Prompt :: Copy out all the lines of the data precisely, omitting any pictures.

════════

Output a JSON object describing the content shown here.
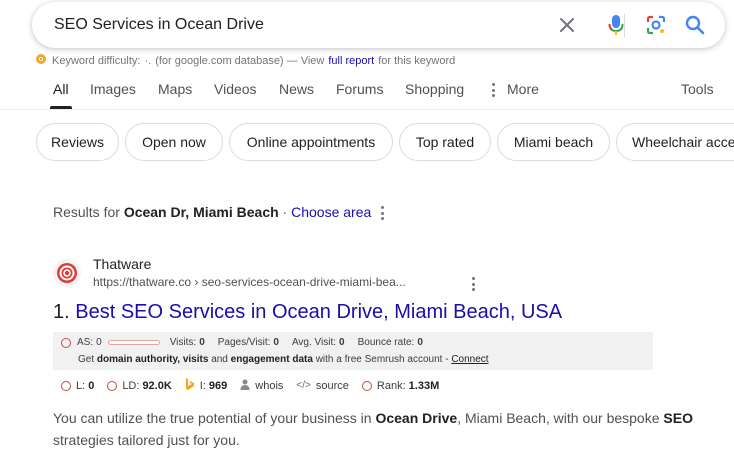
{
  "search": {
    "query": "SEO Services in Ocean Drive"
  },
  "keyword_line": {
    "prefix": "Keyword difficulty:",
    "value": "·.",
    "middle": "(for google.com database) — View",
    "link": "full report",
    "suffix": "for this keyword"
  },
  "tabs": [
    {
      "label": "All"
    },
    {
      "label": "Images"
    },
    {
      "label": "Maps"
    },
    {
      "label": "Videos"
    },
    {
      "label": "News"
    },
    {
      "label": "Forums"
    },
    {
      "label": "Shopping"
    },
    {
      "label": "More"
    },
    {
      "label": "Tools"
    }
  ],
  "chips": [
    {
      "label": "Reviews"
    },
    {
      "label": "Open now"
    },
    {
      "label": "Online appointments"
    },
    {
      "label": "Top rated"
    },
    {
      "label": "Miami beach"
    },
    {
      "label": "Wheelchair acce"
    }
  ],
  "results_for": {
    "prefix": "Results for",
    "location": "Ocean Dr, Miami Beach",
    "separator": "·",
    "choose": "Choose area"
  },
  "result": {
    "site_name": "Thatware",
    "url": "https://thatware.co › seo-services-ocean-drive-miami-bea...",
    "number": "1.",
    "title": "Best SEO Services in Ocean Drive, Miami Beach, USA",
    "semrush": {
      "as_label": "AS:",
      "as_value": "0",
      "visits_label": "Visits:",
      "visits_value": "0",
      "pages_label": "Pages/Visit:",
      "pages_value": "0",
      "avg_label": "Avg. Visit:",
      "avg_value": "0",
      "bounce_label": "Bounce rate:",
      "bounce_value": "0",
      "cta_get": "Get",
      "cta_b1": "domain authority, visits",
      "cta_and": "and",
      "cta_b2": "engagement data",
      "cta_rest": "with a free Semrush account -",
      "cta_link": "Connect"
    },
    "metrics": {
      "l_label": "L:",
      "l_value": "0",
      "ld_label": "LD:",
      "ld_value": "92.0K",
      "i_label": "I:",
      "i_value": "969",
      "whois": "whois",
      "source": "source",
      "rank_label": "Rank:",
      "rank_value": "1.33M"
    },
    "snippet": {
      "s1": "You can utilize the true potential of your business in",
      "b1": "Ocean Drive",
      "s2": ", Miami Beach, with our bespoke",
      "b2": "SEO",
      "s3": "strategies tailored just for you."
    }
  },
  "colors": {
    "link": "#1a0dab",
    "semrush_accent": "#c0533a",
    "bing_orange": "#f5a623"
  }
}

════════

Response for this exercise ::
Output a JSON object describing the content shown here.
{
  "search": {
    "query": "SEO Services in Ocean Drive"
  },
  "keyword_line": {
    "prefix": "Keyword difficulty:",
    "value": "·.",
    "middle": "(for google.com database) — View",
    "link": "full report",
    "suffix": "for this keyword"
  },
  "tabs": [
    {
      "label": "All"
    },
    {
      "label": "Images"
    },
    {
      "label": "Maps"
    },
    {
      "label": "Videos"
    },
    {
      "label": "News"
    },
    {
      "label": "Forums"
    },
    {
      "label": "Shopping"
    },
    {
      "label": "More"
    },
    {
      "label": "Tools"
    }
  ],
  "chips": [
    {
      "label": "Reviews"
    },
    {
      "label": "Open now"
    },
    {
      "label": "Online appointments"
    },
    {
      "label": "Top rated"
    },
    {
      "label": "Miami beach"
    },
    {
      "label": "Wheelchair acce"
    }
  ],
  "results_for": {
    "prefix": "Results for",
    "location": "Ocean Dr, Miami Beach",
    "separator": "·",
    "choose": "Choose area"
  },
  "result": {
    "site_name": "Thatware",
    "url": "https://thatware.co › seo-services-ocean-drive-miami-bea...",
    "number": "1.",
    "title": "Best SEO Services in Ocean Drive, Miami Beach, USA",
    "semrush": {
      "as_label": "AS:",
      "as_value": "0",
      "visits_label": "Visits:",
      "visits_value": "0",
      "pages_label": "Pages/Visit:",
      "pages_value": "0",
      "avg_label": "Avg. Visit:",
      "avg_value": "0",
      "bounce_label": "Bounce rate:",
      "bounce_value": "0",
      "cta_get": "Get",
      "cta_b1": "domain authority, visits",
      "cta_and": "and",
      "cta_b2": "engagement data",
      "cta_rest": "with a free Semrush account -",
      "cta_link": "Connect"
    },
    "metrics": {
      "l_label": "L:",
      "l_value": "0",
      "ld_label": "LD:",
      "ld_value": "92.0K",
      "i_label": "I:",
      "i_value": "969",
      "whois": "whois",
      "source": "source",
      "rank_label": "Rank:",
      "rank_value": "1.33M"
    },
    "snippet": {
      "s1": "You can utilize the true potential of your business in",
      "b1": "Ocean Drive",
      "s2": ", Miami Beach, with our bespoke",
      "b2": "SEO",
      "s3": "strategies tailored just for you."
    }
  },
  "colors": {
    "link": "#1a0dab",
    "semrush_accent": "#c0533a",
    "bing_orange": "#f5a623"
  }
}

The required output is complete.